**Task objective:** Go through the lines below and copy each one that holds the string "icon".

Provided data: Begin

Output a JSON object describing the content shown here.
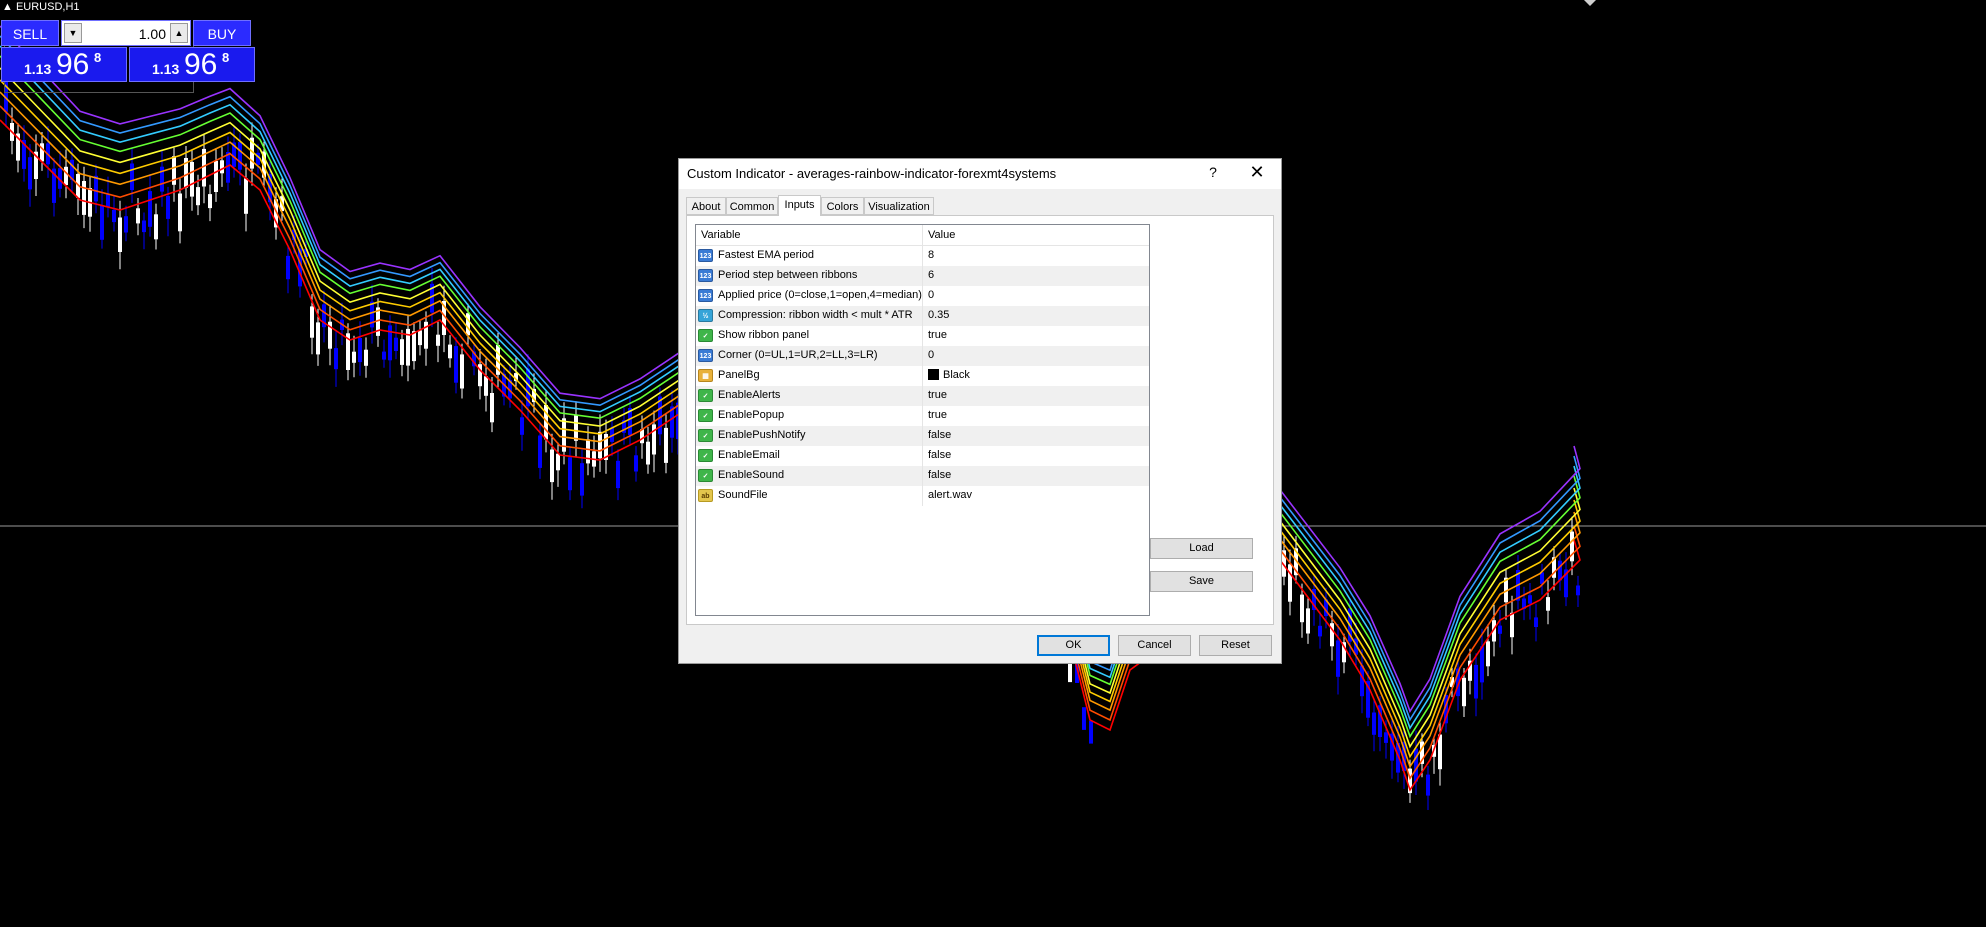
{
  "chart": {
    "symbol": "EURUSD,H1",
    "line_colors": [
      "#ff0000",
      "#ff4d00",
      "#ff9900",
      "#ffcc00",
      "#ffff33",
      "#66ff33",
      "#33ccff",
      "#3399ff",
      "#9933ff"
    ],
    "candle_bull": "#ffffff",
    "candle_bear": "#0000ff"
  },
  "trade": {
    "sell_label": "SELL",
    "buy_label": "BUY",
    "lot_value": "1.00",
    "sell_price_small": "1.13",
    "sell_price_big": "96",
    "sell_price_sup": "8",
    "buy_price_small": "1.13",
    "buy_price_big": "96",
    "buy_price_sup": "8"
  },
  "dialog": {
    "title": "Custom Indicator - averages-rainbow-indicator-forexmt4systems",
    "help": "?",
    "close": "✕",
    "tabs": [
      "About",
      "Common",
      "Inputs",
      "Colors",
      "Visualization"
    ],
    "active_tab": "Inputs",
    "columns": {
      "variable": "Variable",
      "value": "Value"
    },
    "rows": [
      {
        "type": "int",
        "variable": "Fastest EMA period",
        "value": "8"
      },
      {
        "type": "int",
        "variable": "Period step between ribbons",
        "value": "6"
      },
      {
        "type": "int",
        "variable": "Applied price (0=close,1=open,4=median)",
        "value": "0"
      },
      {
        "type": "double",
        "variable": "Compression: ribbon width < mult * ATR",
        "value": "0.35"
      },
      {
        "type": "bool",
        "variable": "Show ribbon panel",
        "value": "true"
      },
      {
        "type": "int",
        "variable": "Corner (0=UL,1=UR,2=LL,3=LR)",
        "value": "0"
      },
      {
        "type": "color",
        "variable": "PanelBg",
        "value": "Black"
      },
      {
        "type": "bool",
        "variable": "EnableAlerts",
        "value": "true"
      },
      {
        "type": "bool",
        "variable": "EnablePopup",
        "value": "true"
      },
      {
        "type": "bool",
        "variable": "EnablePushNotify",
        "value": "false"
      },
      {
        "type": "bool",
        "variable": "EnableEmail",
        "value": "false"
      },
      {
        "type": "bool",
        "variable": "EnableSound",
        "value": "false"
      },
      {
        "type": "string",
        "variable": "SoundFile",
        "value": "alert.wav"
      }
    ],
    "load_label": "Load",
    "save_label": "Save",
    "ok_label": "OK",
    "cancel_label": "Cancel",
    "reset_label": "Reset"
  }
}
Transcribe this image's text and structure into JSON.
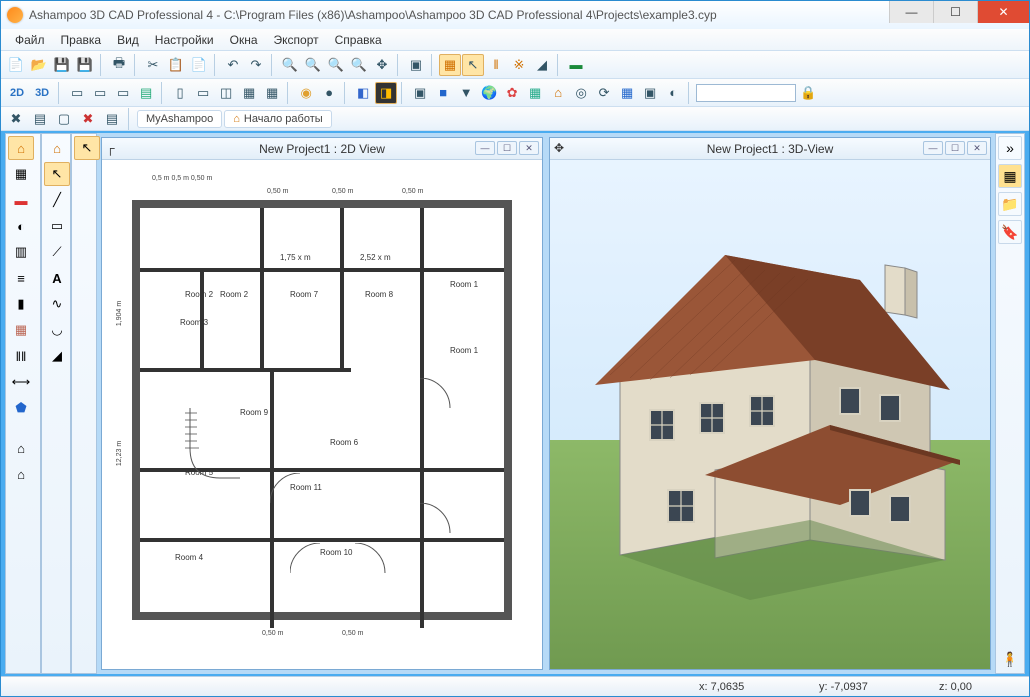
{
  "title": "Ashampoo 3D CAD Professional 4 - C:\\Program Files (x86)\\Ashampoo\\Ashampoo 3D CAD Professional 4\\Projects\\example3.cyp",
  "menu": {
    "file": "Файл",
    "edit": "Правка",
    "view": "Вид",
    "settings": "Настройки",
    "windows": "Окна",
    "export": "Экспорт",
    "help": "Справка"
  },
  "links": {
    "myashampoo": "MyAshampoo",
    "getstarted": "Начало работы"
  },
  "modes": {
    "m2d": "2D",
    "m3d": "3D"
  },
  "panes": {
    "view2d_title": "New Project1 : 2D View",
    "view3d_title": "New Project1 : 3D-View"
  },
  "rooms": {
    "r1a": "Room 1",
    "r1b": "Room 1",
    "r2a": "Room 2",
    "r2b": "Room 2",
    "r3": "Room 3",
    "r4": "Room 4",
    "r5": "Room 5",
    "r6": "Room 6",
    "r7": "Room 7",
    "r8": "Room 8",
    "r9": "Room 9",
    "r10": "Room 10",
    "r11": "Room 11"
  },
  "dims": {
    "top1": "0,50 m",
    "top2": "0,50 m",
    "top3": "0,50 m",
    "left1": "1,904 m",
    "left2": "12,23 m",
    "mid1": "1,75 x m",
    "mid2": "2,52 x m",
    "bot1": "0,50 m",
    "bot2": "0,50 m",
    "tiny": "0,5 m 0,5 m 0,50 m"
  },
  "status": {
    "x": "x: 7,0635",
    "y": "y: -7,0937",
    "z": "z: 0,00"
  }
}
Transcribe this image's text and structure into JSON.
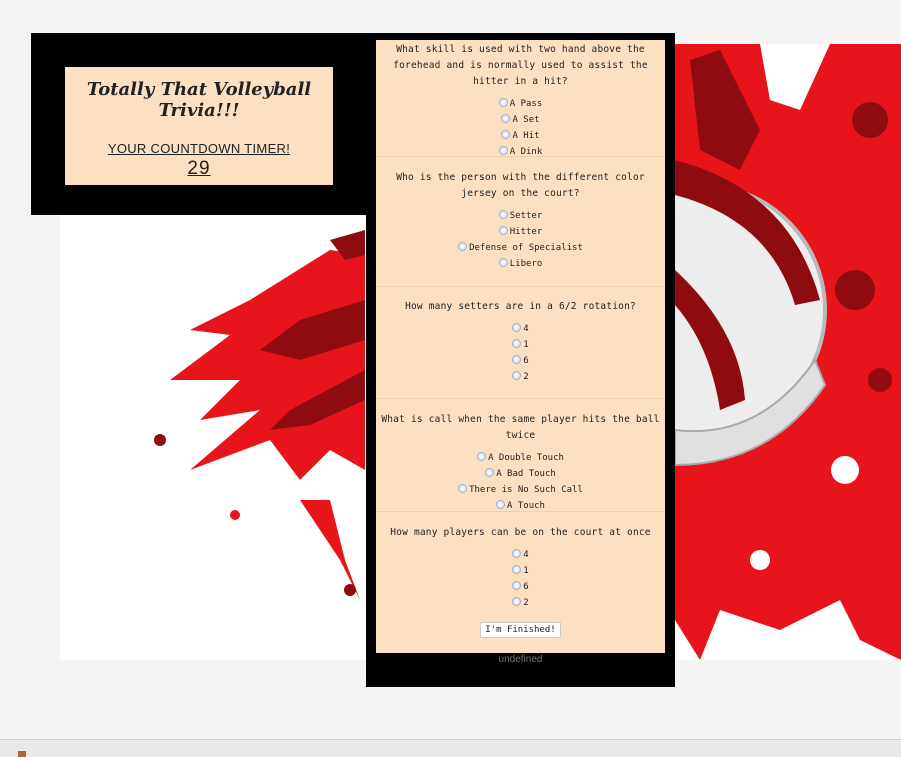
{
  "header": {
    "title": "Totally That Volleyball Trivia!!!",
    "timer_label": "YOUR COUNTDOWN TIMER!",
    "timer_value": "29"
  },
  "questions": [
    {
      "text": "What skill is used with two hand above the forehead and is normally used to assist the hitter in a hit?",
      "options": [
        "A Pass",
        "A Set",
        "A Hit",
        "A Dink"
      ]
    },
    {
      "text": "Who is the person with the different color jersey on the court?",
      "options": [
        "Setter",
        "Hitter",
        "Defense of Specialist",
        "Libero"
      ]
    },
    {
      "text": "How many setters are in a 6/2 rotation?",
      "options": [
        "4",
        "1",
        "6",
        "2"
      ]
    },
    {
      "text": "What is call when the same player hits the ball twice",
      "options": [
        "A Double Touch",
        "A Bad Touch",
        "There is No Such Call",
        "A Touch"
      ]
    },
    {
      "text": "How many players can be on the court at once",
      "options": [
        "4",
        "1",
        "6",
        "2"
      ]
    }
  ],
  "finish_button": "I'm Finished!",
  "result_text": "undefined",
  "colors": {
    "panel": "#000000",
    "card": "#fde0c2",
    "splash_red": "#e8141b",
    "splash_dark": "#8e0b10"
  }
}
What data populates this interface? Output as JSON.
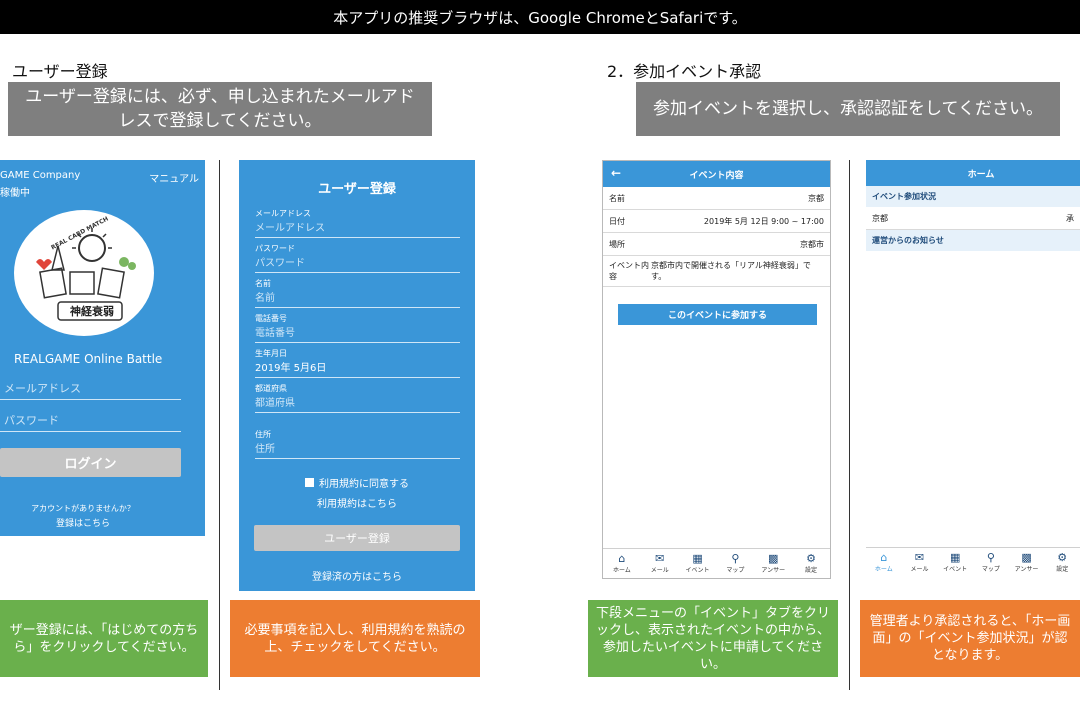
{
  "top_notice": "本アプリの推奨ブラウザは、Google ChromeとSafariです。",
  "section1": {
    "title": "ユーザー登録",
    "banner": "ユーザー登録には、必ず、申し込まれたメールアドレスで登録してください。"
  },
  "section2": {
    "title": "2．参加イベント承認",
    "banner": "参加イベントを選択し、承認認証をしてください。"
  },
  "login_screen": {
    "company": "GAME Company",
    "status": "稼働中",
    "manual_link": "マニュアル",
    "logo_top_text": "REAL CARD MATCH",
    "logo_bottom_text": "神経衰弱",
    "app_name": "REALGAME Online Battle",
    "email_placeholder": "メールアドレス",
    "password_placeholder": "パスワード",
    "login_button": "ログイン",
    "no_account_text": "アカウントがありませんか？",
    "register_link": "登録はこちら"
  },
  "register_screen": {
    "title": "ユーザー登録",
    "fields": [
      {
        "label": "メールアドレス",
        "value": "メールアドレス"
      },
      {
        "label": "パスワード",
        "value": "パスワード"
      },
      {
        "label": "名前",
        "value": "名前"
      },
      {
        "label": "電話番号",
        "value": "電話番号"
      },
      {
        "label": "生年月日",
        "value": "2019年 5月6日"
      },
      {
        "label": "都道府県",
        "value": "都道府県"
      },
      {
        "label": "住所",
        "value": "住所"
      }
    ],
    "agree_label": "利用規約に同意する",
    "terms_link": "利用規約はこちら",
    "submit_button": "ユーザー登録",
    "login_link": "登録済の方はこちら"
  },
  "event_screen": {
    "back_icon": "arrow-left-icon",
    "title": "イベント内容",
    "rows": [
      {
        "label": "名前",
        "value": "京都"
      },
      {
        "label": "日付",
        "value": "2019年 5月 12日 9:00 ~ 17:00"
      },
      {
        "label": "場所",
        "value": "京都市"
      }
    ],
    "desc_label": "イベント内容",
    "desc_value": "京都市内で開催される「リアル神経衰弱」です。",
    "join_button": "このイベントに参加する"
  },
  "home_screen": {
    "title": "ホーム",
    "status_header": "イベント参加状況",
    "status_row_name": "京都",
    "status_row_value": "承",
    "news_header": "運営からのお知らせ"
  },
  "tabs": [
    {
      "label": "ホーム",
      "icon": "home-icon",
      "glyph": "⌂"
    },
    {
      "label": "メール",
      "icon": "mail-icon",
      "glyph": "✉"
    },
    {
      "label": "イベント",
      "icon": "calendar-icon",
      "glyph": "▦"
    },
    {
      "label": "マップ",
      "icon": "map-pin-icon",
      "glyph": "⚲"
    },
    {
      "label": "アンサー",
      "icon": "grid-icon",
      "glyph": "▩"
    },
    {
      "label": "設定",
      "icon": "gear-icon",
      "glyph": "⚙"
    }
  ],
  "captions": {
    "c1": "ザー登録には、「はじめての方ちら」をクリックしてください。",
    "c2": "必要事項を記入し、利用規約を熟読の上、チェックをしてください。",
    "c3": "下段メニューの「イベント」タブをクリックし、表示されたイベントの中から、参加したいイベントに申請してください。",
    "c4": "管理者より承認されると、「ホー画面」の「イベント参加状況」が認となります。"
  },
  "colors": {
    "app_blue": "#3a96d8",
    "banner_gray": "#7f7f7f",
    "caption_green": "#6ab04c",
    "caption_orange": "#ed7d31"
  }
}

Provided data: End

**Reply:**
    "back_icon": "arrow-left-icon",
      "icon": "home-icon",
      "icon": "mail-icon",
      "icon": "calendar-icon",
      "icon": "map-pin-icon",
      "icon": "grid-icon",
      "icon": "gear-icon",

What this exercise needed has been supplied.